[DATA TO EXAMINE]

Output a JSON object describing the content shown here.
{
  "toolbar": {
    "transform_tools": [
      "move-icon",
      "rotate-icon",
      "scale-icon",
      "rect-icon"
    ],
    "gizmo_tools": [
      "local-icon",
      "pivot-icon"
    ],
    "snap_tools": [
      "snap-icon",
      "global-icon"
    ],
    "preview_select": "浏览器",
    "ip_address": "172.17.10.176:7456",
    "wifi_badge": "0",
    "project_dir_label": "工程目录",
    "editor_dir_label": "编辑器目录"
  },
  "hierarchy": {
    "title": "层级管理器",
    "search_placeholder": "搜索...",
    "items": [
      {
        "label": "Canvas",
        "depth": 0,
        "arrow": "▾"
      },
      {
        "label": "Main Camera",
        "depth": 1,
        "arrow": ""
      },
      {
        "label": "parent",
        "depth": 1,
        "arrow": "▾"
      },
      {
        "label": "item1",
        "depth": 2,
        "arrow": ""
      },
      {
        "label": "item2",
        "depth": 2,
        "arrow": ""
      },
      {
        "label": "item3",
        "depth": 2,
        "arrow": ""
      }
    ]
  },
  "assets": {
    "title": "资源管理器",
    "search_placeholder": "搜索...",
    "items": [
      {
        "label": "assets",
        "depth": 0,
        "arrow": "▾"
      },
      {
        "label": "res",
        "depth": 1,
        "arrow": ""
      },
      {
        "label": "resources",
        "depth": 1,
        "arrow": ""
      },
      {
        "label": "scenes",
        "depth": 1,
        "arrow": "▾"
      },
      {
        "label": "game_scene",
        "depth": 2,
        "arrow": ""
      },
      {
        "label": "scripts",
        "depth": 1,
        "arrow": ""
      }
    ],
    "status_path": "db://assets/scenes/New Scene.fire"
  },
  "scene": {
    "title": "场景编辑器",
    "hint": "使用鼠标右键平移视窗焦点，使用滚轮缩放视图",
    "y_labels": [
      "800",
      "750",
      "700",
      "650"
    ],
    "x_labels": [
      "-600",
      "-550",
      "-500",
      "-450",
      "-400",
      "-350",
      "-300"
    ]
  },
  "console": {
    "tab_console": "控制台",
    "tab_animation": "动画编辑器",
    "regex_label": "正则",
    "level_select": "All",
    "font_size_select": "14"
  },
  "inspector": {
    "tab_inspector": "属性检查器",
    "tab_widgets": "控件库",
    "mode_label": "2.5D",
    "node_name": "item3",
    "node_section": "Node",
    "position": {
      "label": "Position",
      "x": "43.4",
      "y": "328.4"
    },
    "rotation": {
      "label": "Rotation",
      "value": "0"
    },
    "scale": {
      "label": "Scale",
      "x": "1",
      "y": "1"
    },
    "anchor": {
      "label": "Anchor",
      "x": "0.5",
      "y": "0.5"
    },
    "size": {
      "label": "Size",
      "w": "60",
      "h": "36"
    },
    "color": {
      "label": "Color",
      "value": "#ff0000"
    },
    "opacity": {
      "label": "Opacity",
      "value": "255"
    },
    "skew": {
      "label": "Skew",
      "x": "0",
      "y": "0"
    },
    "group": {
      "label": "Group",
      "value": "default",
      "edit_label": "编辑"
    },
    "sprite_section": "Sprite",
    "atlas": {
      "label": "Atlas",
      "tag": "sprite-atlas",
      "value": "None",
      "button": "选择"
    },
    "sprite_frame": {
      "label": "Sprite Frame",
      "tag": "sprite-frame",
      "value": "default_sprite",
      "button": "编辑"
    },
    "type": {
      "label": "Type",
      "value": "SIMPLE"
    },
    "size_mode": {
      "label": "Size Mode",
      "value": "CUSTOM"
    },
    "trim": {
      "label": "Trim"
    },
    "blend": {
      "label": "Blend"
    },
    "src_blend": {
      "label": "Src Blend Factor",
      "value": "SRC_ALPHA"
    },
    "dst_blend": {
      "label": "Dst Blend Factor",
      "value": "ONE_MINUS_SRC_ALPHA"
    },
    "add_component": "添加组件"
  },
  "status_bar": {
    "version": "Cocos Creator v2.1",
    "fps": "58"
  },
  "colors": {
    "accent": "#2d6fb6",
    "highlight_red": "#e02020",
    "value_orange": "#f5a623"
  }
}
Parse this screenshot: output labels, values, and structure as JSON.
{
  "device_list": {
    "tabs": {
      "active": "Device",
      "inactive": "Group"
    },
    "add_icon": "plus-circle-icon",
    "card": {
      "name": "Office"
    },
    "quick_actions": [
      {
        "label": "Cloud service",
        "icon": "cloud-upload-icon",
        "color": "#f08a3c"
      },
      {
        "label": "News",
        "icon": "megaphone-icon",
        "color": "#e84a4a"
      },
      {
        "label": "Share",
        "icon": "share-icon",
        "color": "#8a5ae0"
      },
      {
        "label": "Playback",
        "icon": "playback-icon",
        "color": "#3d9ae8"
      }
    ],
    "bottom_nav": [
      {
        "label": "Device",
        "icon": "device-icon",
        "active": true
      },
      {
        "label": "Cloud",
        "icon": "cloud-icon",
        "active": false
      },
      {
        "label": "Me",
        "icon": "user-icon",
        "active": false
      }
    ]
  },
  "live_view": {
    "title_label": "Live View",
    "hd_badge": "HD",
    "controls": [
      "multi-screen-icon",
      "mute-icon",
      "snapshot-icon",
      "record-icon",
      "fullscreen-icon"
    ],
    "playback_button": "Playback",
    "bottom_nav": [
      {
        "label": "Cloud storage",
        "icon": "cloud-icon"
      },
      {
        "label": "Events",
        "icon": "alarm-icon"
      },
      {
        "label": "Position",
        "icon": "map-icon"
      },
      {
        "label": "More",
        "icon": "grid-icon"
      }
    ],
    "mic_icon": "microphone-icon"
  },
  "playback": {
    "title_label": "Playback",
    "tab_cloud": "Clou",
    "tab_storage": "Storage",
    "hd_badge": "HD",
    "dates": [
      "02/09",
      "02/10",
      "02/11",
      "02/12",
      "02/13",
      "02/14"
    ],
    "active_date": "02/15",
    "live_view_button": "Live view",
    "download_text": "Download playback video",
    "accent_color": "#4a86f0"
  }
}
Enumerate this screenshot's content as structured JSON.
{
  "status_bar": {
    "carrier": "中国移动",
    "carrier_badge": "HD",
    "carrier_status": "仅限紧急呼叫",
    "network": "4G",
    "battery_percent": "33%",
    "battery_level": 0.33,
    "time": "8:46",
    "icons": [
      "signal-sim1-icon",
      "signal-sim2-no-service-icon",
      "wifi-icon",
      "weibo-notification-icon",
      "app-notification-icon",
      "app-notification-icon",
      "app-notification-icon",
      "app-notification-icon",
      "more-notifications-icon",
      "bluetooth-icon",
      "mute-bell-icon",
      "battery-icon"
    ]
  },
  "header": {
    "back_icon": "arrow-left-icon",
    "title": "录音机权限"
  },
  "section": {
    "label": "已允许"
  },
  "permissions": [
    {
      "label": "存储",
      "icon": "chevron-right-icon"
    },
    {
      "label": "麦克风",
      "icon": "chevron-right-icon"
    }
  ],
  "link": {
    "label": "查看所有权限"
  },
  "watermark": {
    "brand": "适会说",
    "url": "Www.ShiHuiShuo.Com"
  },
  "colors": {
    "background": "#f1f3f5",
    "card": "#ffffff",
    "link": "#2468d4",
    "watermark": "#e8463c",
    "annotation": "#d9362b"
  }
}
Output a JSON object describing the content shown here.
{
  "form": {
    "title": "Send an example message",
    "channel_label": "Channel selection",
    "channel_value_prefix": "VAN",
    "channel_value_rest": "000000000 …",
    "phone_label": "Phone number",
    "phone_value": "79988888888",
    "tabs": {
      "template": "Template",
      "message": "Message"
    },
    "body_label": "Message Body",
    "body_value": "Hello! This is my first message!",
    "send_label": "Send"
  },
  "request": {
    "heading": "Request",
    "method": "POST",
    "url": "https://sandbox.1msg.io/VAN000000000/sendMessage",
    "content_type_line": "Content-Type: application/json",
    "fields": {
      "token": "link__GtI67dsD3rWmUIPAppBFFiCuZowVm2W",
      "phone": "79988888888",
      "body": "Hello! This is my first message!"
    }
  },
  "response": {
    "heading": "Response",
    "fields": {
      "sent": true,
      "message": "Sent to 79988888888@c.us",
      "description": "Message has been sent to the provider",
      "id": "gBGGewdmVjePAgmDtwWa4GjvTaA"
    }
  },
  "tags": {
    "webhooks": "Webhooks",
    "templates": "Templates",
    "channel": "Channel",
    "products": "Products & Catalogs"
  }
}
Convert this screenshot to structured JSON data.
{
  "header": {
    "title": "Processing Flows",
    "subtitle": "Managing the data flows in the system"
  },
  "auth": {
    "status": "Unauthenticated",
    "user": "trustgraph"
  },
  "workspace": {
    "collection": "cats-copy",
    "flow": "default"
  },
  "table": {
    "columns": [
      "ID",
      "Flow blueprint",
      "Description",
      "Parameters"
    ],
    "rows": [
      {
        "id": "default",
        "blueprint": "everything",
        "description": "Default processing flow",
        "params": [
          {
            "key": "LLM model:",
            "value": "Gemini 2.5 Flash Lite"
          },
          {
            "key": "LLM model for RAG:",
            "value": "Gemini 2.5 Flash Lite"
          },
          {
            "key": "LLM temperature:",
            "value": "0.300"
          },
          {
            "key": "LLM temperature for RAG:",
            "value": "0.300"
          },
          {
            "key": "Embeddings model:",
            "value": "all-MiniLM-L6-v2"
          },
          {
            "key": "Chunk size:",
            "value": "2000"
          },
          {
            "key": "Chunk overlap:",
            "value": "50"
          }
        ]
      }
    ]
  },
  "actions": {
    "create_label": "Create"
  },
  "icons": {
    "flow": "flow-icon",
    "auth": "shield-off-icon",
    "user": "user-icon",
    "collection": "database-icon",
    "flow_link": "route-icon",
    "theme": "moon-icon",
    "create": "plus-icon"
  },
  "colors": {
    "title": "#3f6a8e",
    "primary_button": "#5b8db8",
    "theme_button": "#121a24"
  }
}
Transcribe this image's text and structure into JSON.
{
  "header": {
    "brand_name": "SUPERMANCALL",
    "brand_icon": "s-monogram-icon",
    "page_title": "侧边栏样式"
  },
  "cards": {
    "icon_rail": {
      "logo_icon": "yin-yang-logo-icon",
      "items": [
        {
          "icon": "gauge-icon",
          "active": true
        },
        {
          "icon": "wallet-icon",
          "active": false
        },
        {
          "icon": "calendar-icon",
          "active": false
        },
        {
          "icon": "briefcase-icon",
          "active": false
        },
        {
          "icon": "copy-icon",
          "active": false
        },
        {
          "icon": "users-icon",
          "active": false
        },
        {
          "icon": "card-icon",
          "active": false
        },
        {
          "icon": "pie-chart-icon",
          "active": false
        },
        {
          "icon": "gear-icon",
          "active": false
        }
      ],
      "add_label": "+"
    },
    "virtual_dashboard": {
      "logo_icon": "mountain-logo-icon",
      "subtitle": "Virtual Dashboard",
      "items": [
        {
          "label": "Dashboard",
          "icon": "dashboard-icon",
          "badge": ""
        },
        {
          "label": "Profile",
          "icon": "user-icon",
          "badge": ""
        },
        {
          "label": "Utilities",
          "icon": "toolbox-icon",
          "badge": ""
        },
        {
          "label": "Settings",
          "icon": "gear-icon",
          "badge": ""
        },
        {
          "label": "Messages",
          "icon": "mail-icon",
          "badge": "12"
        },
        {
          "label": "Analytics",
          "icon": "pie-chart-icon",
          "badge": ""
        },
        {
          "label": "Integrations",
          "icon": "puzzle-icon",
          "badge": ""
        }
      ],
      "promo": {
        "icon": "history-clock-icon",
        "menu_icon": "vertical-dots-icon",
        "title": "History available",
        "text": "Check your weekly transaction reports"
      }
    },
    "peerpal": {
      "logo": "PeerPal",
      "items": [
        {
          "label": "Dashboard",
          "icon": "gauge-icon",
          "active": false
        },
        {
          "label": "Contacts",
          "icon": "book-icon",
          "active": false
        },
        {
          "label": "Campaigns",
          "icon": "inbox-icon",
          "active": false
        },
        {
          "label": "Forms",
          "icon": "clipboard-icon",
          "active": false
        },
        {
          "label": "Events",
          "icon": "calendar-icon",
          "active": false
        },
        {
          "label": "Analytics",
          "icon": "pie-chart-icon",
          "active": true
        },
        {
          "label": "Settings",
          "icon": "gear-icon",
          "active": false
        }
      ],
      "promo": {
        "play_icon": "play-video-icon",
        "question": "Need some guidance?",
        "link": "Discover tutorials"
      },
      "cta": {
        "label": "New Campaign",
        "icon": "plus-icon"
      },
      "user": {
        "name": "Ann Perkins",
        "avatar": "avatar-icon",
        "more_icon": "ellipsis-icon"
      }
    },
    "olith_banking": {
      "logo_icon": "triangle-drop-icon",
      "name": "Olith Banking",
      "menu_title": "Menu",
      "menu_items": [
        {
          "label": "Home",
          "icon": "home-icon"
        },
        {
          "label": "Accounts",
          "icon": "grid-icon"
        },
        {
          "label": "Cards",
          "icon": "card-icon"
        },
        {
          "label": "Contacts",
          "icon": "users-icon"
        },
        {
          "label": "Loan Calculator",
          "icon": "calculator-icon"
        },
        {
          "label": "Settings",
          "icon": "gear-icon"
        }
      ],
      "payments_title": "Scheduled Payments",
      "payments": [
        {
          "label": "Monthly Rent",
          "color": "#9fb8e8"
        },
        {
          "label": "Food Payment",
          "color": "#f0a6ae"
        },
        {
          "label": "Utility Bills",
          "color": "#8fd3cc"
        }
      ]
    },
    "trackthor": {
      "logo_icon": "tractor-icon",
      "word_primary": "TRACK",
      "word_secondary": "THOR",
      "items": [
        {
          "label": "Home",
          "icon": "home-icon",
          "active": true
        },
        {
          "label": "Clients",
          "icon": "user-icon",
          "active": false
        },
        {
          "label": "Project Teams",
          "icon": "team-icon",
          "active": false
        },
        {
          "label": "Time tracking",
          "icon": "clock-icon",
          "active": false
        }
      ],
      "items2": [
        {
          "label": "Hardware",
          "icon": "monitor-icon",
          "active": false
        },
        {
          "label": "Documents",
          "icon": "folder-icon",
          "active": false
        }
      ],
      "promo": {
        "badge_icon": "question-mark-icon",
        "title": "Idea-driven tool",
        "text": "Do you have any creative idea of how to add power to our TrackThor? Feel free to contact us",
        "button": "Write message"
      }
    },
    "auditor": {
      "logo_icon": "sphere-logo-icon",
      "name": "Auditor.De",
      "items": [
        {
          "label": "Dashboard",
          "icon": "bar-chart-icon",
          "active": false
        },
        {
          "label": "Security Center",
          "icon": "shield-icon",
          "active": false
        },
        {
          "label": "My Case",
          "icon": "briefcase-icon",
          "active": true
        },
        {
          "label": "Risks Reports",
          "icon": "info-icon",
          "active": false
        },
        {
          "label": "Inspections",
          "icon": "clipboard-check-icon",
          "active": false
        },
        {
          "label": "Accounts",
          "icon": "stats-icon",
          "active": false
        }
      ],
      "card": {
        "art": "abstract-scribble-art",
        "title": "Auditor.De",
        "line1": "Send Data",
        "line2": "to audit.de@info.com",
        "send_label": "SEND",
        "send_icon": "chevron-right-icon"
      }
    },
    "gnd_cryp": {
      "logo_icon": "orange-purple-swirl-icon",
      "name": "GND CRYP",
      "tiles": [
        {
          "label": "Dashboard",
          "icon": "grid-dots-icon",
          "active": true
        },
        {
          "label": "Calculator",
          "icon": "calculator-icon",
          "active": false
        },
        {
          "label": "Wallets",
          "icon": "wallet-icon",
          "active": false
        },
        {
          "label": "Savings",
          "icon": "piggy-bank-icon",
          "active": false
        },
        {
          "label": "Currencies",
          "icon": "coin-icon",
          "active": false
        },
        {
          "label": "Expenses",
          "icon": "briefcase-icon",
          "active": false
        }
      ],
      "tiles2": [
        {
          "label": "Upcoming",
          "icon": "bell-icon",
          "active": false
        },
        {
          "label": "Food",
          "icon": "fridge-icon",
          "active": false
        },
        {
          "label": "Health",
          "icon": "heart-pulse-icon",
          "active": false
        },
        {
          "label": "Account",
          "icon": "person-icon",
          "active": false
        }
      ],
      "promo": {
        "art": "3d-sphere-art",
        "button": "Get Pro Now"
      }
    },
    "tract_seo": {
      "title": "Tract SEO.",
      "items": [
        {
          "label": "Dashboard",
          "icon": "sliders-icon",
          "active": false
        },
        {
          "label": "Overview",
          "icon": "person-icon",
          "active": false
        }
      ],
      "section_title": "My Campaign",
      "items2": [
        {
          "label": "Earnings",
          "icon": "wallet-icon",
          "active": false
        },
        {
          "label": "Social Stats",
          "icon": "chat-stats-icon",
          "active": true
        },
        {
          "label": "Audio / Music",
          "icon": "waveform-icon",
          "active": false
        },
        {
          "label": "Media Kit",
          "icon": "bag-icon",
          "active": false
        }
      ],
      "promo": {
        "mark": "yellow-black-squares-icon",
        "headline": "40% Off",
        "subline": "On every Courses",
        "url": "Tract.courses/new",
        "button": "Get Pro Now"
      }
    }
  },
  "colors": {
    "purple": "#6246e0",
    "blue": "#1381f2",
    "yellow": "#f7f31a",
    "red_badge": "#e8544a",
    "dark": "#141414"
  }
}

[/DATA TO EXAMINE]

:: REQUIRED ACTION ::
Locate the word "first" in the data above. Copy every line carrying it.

:: EXERCISE ANSWER ::
    "body_value": "Hello! This is my first message!",
      "body": "Hello! This is my first message!"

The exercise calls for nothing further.